Yoga is a venue for checking in with your physical and spiritual self. The core is a good place to start. Instead of using a Core Yoga practice to support vanity, embrace the properties of injury prevention and spinal health of the practice. Instead of viewing your core as a six-pack in the making, practice thinking of your core as a multidimensional manifestation of you. True core strength is the embodiment of your purpose. It is about being physically and emotionally strong so that you can follow through on the things and ideas that are important to you.

Taiga Yoga is pleased to introduce a new Core Yoga class!

Tuesdays and Thursdays 10-1045am

Meet you on the Mat. 

Handstands Power Yoga Taiga Yoga Uncategorized Yoga YTT Blog

What is Power Yoga?

What is Power Yoga? The term power yoga can be found on many yoga schedules and there is some confusion on the meaning of the term. Power yoga is designed to make you strong. You will likely sweat during the practice and there will probably be some core-strengthening poses. Some teachers will follow a set series of poses in each class, while other teachers will create different sequences every day.

Power Yoga is aimed at individuals who don’t want a lot of chanting and meditation in their yoga practice. The time on the mat will be focused on strengthening, balancing and sweating. The sequencing will be challenging, but will be adaptable to every student. Baron Baptiste describes his sequencing as a blueprint for an invigorating vinyasa yoga practice and says that his brand of power yoga is adaptable for all body types, ages and fitness levels.

Most power yoga sequences are based on Ashtanga yoga, but will likely flow faster than a traditional Ashtanga practice. Where Ashtanga encourages practioners to hold each pose for five breaths, power yoga sequences will likely hold each pose for far fewer breaths, sometimes moving fluidly throughout the entire practice, cultivating one breath per movement and not pausing in any pose.

What to expect from my Power Classes:
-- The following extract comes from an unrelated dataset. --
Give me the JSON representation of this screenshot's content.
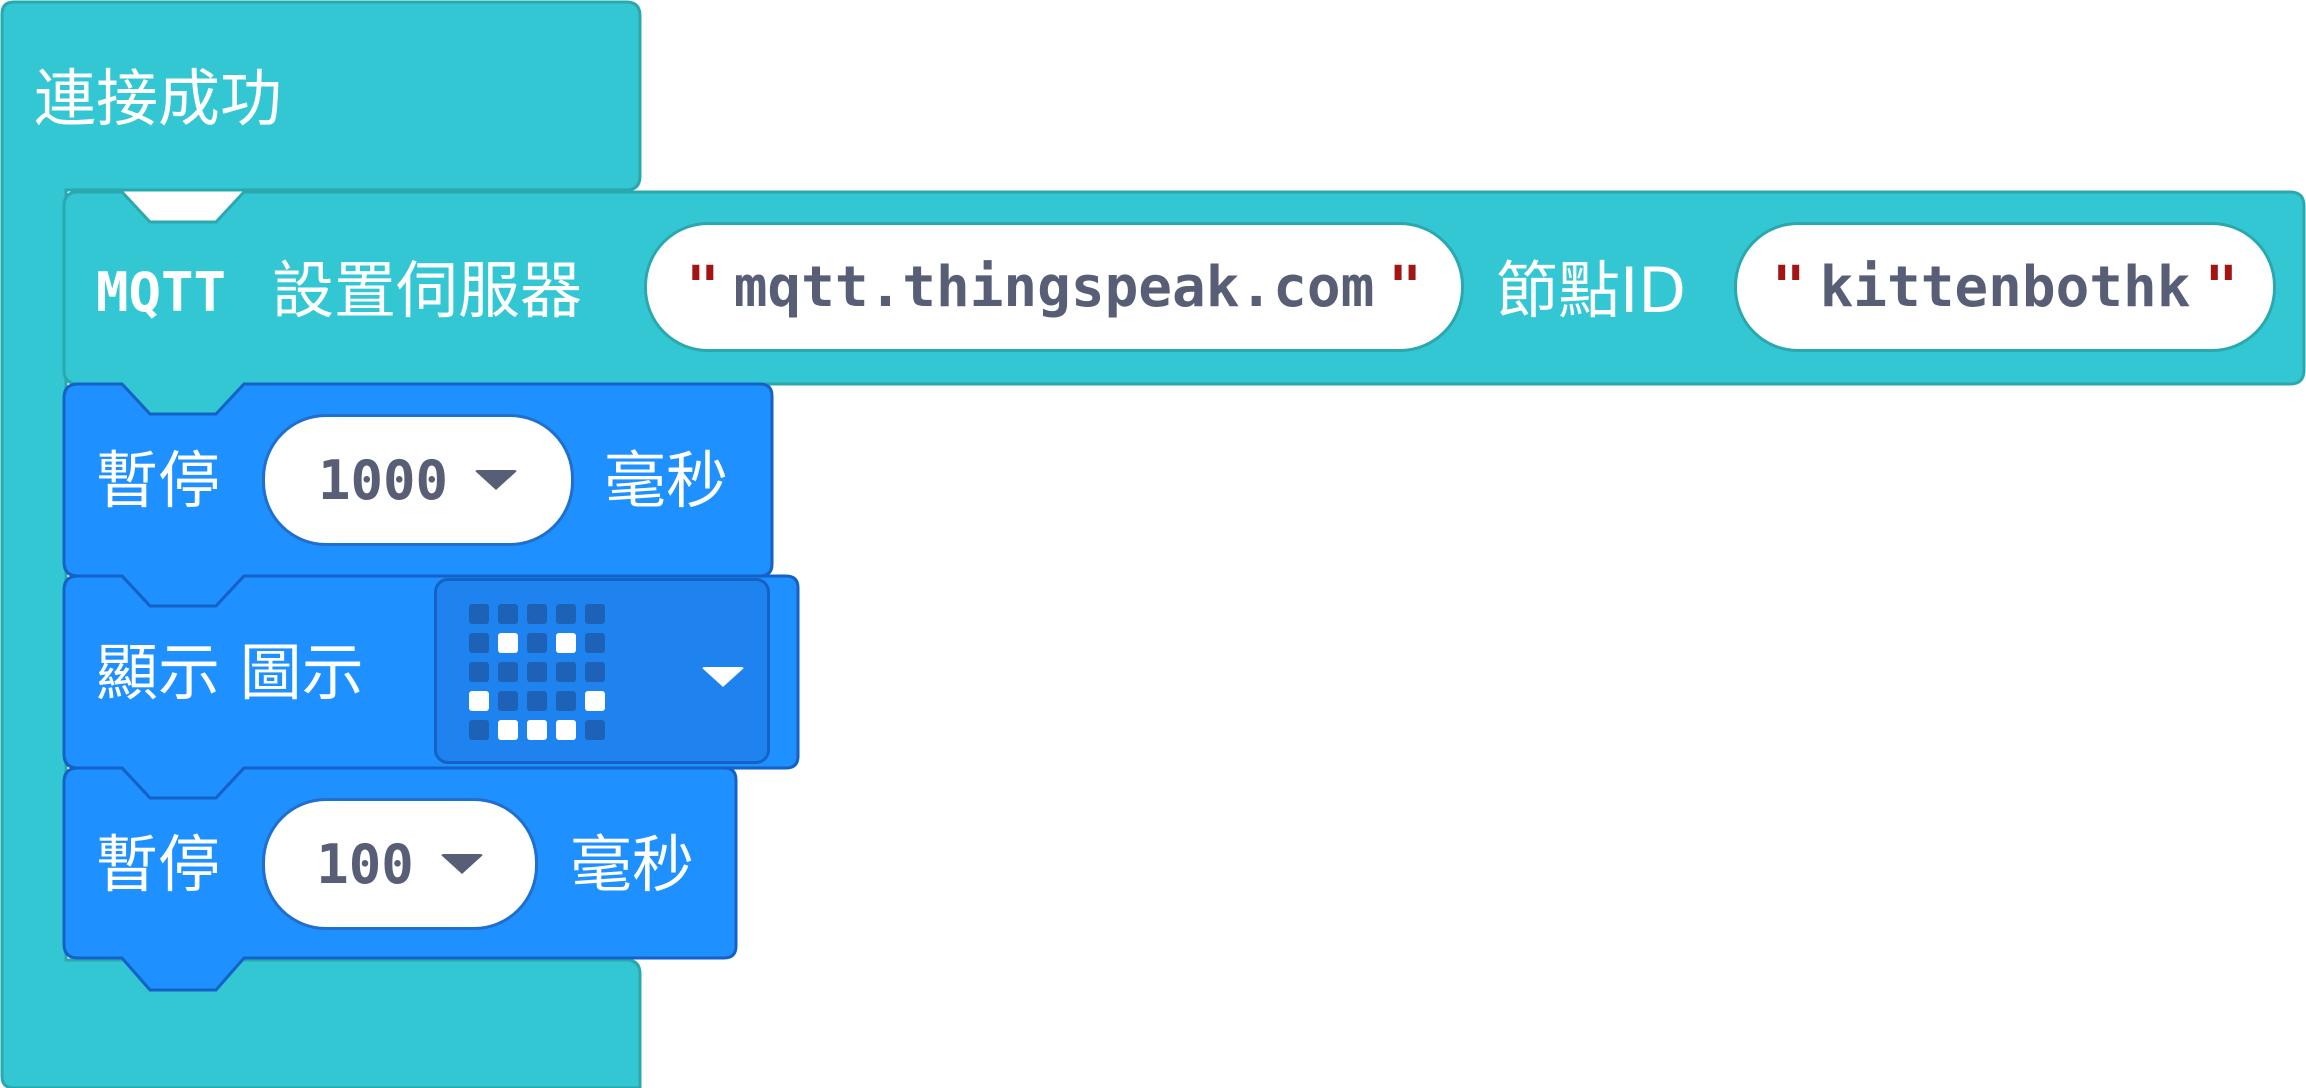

• Flowing sequences. We will start slowly, taking the time integrate breath with movement, but expect to flow between poses. All of my sequences offer a logical progression from the floor to standing and back again.
• Sweaty yogis. Sweating is encouraged. If you tend to perspire a lot, you may find it beneficial to bring a small towel to class. The towel can be used under your hands so you have a firm base in downdog or to dry your arms and legs so you don’t slip out of side crow. Be sure to hydrate before arriving on your mat.

• Some core-strengthening. There will be 100 core-strengthening poses strategically placed throughout the practice. They might be extremely challenging or relatively simple to you, but we’re a team and we’re going to do all 100 of them together.

• Handstands. Try one or try 50. Handstands are a fun inversion and are challenging and will make you laugh. My current goal is to hold a handstand for ten breaths! I’m not there yet, and I’m having a great time building up the strength and confidence to get there. In each class, I will offer tricks to help you practice your handstand.

• Accessible language. I will offer clear instruction on where to place your hands and feet in each pose. That being said, if you’re ever unclear on the alignment in a pose, ask! Shout it out! Someone else in the room probably has the exact same question.

• A friendly vibe. I encourage everyone to join me on the mat for Power Yoga. I don’t care if you’ve never tried yoga before or if you’ve been teaching at an Ashram for the past 20 years: you’re all welcome. In the 60-90 minutes that we practice together, we are a team and we will be learning, progressing and having fun together. A note to the newbies: every single person in the room was new to yoga at some point, and we all know what it feels like to not have a clue what is happening. If you’re new, you will probably fall over a few times and there will definitely be poses that are unavailable to you, but I can assure you that nobody is criticizing or judging you!

Join me on your mat at lunchtime on Mondays and Wednesdays at 7pm and Tuesdays at Noon at Taiga Yoga in Yellowknife. Whatever your reason for wanting to practice yoga, I can’t wait to share my practice with you!